Setting Up for Success

When it comes right down to performance time, what do you do to get ready to perform?  What are the notes that you play or the things that you think?  How do you set yourself up for success?

My students are all preparing for our annual spring recital.  We've had our final lessons of the year, and the question I asked everyone was "What do you need to do right before you go on stage to prepare for this piece?"

The answer is different for each of them.  For Carla, playing the Schumann A Major Romance, a slow C#, A, F# slur is going to prepare her embouchure for the descending intervals that start the piece and recur throughout.  For Braydon, playing Handel F major, the biggest issue is tempo and character.  He is to think about the tempo of his slow movement and play the first four notes, beautifully, to himself before he comes out on stage.  For Megan, playing the Jacob Sonatina, it's B and D long tones, to get her sound and vibrato flowing before she starts.  In gene…

Preparing Your Reed Case

I had a huge performance this past weekend - the Rouse Oboe Concerto on my orchestra's final Masterworks concert.  We all know that reeds can be unpredictable and that the need to actually craft a crucial piece of your instrument can be a huge stressor, so my goal was to take that piece of the worry off the table as much as possible.

How do you make sure you have the best reed possible on the big day? 

I've seen students and colleagues treat this problem in three main ways: saving, obsessing, and collecting.

Some people discover a good reed, and immediately tuck it into the "special" reed case, the one that doesn't come out to every gig, and just wait for the "special" time to use it.  They'll play their daily gigs and practice on "normal" reeds, withholding the "special" one for the big concert.

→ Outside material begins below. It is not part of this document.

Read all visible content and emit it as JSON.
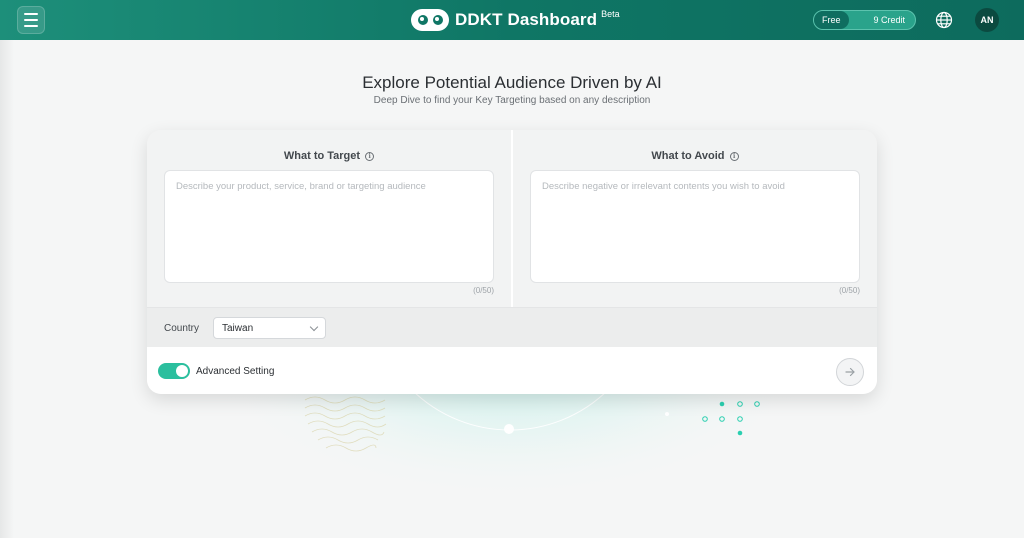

Some people begin weeks in advance, trying extra hard with every single reed that they make.  A basically good reed is not good enough, …